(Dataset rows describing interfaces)

※

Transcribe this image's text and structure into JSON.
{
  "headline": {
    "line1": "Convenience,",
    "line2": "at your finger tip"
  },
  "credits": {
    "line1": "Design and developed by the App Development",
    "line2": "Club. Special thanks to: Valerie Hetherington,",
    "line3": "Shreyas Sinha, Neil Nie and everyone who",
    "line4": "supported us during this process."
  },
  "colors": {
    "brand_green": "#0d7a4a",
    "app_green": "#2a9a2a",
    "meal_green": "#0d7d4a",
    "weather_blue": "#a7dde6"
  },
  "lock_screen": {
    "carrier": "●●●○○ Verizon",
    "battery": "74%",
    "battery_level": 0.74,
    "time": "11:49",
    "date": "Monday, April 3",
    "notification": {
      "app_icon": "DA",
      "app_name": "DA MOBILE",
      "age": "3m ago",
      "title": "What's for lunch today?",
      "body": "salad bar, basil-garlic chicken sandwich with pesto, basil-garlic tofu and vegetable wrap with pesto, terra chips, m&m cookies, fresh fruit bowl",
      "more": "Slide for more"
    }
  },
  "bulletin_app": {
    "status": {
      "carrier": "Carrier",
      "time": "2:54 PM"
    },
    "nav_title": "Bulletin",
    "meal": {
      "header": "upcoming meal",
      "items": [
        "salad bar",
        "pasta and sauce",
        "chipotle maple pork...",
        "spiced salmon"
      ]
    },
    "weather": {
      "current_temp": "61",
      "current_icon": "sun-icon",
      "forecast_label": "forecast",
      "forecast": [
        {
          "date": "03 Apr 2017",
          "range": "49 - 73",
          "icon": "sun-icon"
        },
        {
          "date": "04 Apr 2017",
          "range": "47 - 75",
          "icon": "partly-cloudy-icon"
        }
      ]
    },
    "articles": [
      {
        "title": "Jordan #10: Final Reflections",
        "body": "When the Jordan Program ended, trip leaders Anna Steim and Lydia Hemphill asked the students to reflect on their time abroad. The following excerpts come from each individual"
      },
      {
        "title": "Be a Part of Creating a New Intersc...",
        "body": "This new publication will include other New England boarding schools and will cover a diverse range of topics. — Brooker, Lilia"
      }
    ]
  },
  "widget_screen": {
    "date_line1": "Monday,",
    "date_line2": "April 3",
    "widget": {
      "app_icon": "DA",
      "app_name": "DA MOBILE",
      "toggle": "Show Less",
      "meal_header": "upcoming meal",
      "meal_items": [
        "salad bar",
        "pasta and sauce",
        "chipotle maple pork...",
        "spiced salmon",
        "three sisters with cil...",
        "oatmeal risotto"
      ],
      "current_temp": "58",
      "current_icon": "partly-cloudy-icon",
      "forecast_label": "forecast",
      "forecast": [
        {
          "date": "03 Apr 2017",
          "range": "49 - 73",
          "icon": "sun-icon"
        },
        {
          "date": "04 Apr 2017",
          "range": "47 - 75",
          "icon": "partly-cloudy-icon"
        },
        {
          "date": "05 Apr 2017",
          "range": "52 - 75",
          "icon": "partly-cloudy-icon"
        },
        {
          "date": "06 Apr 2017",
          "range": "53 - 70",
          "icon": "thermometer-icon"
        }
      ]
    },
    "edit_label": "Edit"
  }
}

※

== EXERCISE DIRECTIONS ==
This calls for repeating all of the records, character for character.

== WRITTEN SOLUTION ==
Transcribe this image's text and structure into JSON.
{
  "headline": {
    "line1": "Convenience,",
    "line2": "at your finger tip"
  },
  "credits": {
    "line1": "Design and developed by the App Development",
    "line2": "Club. Special thanks to: Valerie Hetherington,",
    "line3": "Shreyas Sinha, Neil Nie and everyone who",
    "line4": "supported us during this process."
  },
  "colors": {
    "brand_green": "#0d7a4a",
    "app_green": "#2a9a2a",
    "meal_green": "#0d7d4a",
    "weather_blue": "#a7dde6"
  },
  "lock_screen": {
    "carrier": "●●●○○ Verizon",
    "battery": "74%",
    "battery_level": 0.74,
    "time": "11:49",
    "date": "Monday, April 3",
    "notification": {
      "app_icon": "DA",
      "app_name": "DA MOBILE",
      "age": "3m ago",
      "title": "What's for lunch today?",
      "body": "salad bar, basil-garlic chicken sandwich with pesto, basil-garlic tofu and vegetable wrap with pesto, terra chips, m&m cookies, fresh fruit bowl",
      "more": "Slide for more"
    }
  },
  "bulletin_app": {
    "status": {
      "carrier": "Carrier",
      "time": "2:54 PM"
    },
    "nav_title": "Bulletin",
    "meal": {
      "header": "upcoming meal",
      "items": [
        "salad bar",
        "pasta and sauce",
        "chipotle maple pork...",
        "spiced salmon"
      ]
    },
    "weather": {
      "current_temp": "61",
      "current_icon": "sun-icon",
      "forecast_label": "forecast",
      "forecast": [
        {
          "date": "03 Apr 2017",
          "range": "49 - 73",
          "icon": "sun-icon"
        },
        {
          "date": "04 Apr 2017",
          "range": "47 - 75",
          "icon": "partly-cloudy-icon"
        }
      ]
    },
    "articles": [
      {
        "title": "Jordan #10: Final Reflections",
        "body": "When the Jordan Program ended, trip leaders Anna Steim and Lydia Hemphill asked the students to reflect on their time abroad. The following excerpts come from each individual"
      },
      {
        "title": "Be a Part of Creating a New Intersc...",
        "body": "This new publication will include other New England boarding schools and will cover a diverse range of topics. — Brooker, Lilia"
      }
    ]
  },
  "widget_screen": {
    "date_line1": "Monday,",
    "date_line2": "April 3",
    "widget": {
      "app_icon": "DA",
      "app_name": "DA MOBILE",
      "toggle": "Show Less",
      "meal_header": "upcoming meal",
      "meal_items": [
        "salad bar",
        "pasta and sauce",
        "chipotle maple pork...",
        "spiced salmon",
        "three sisters with cil...",
        "oatmeal risotto"
      ],
      "current_temp": "58",
      "current_icon": "partly-cloudy-icon",
      "forecast_label": "forecast",
      "forecast": [
        {
          "date": "03 Apr 2017",
          "range": "49 - 73",
          "icon": "sun-icon"
        },
        {
          "date": "04 Apr 2017",
          "range": "47 - 75",
          "icon": "partly-cloudy-icon"
        },
        {
          "date": "05 Apr 2017",
          "range": "52 - 75",
          "icon": "partly-cloudy-icon"
        },
        {
          "date": "06 Apr 2017",
          "range": "53 - 70",
          "icon": "thermometer-icon"
        }
      ]
    },
    "edit_label": "Edit"
  }
}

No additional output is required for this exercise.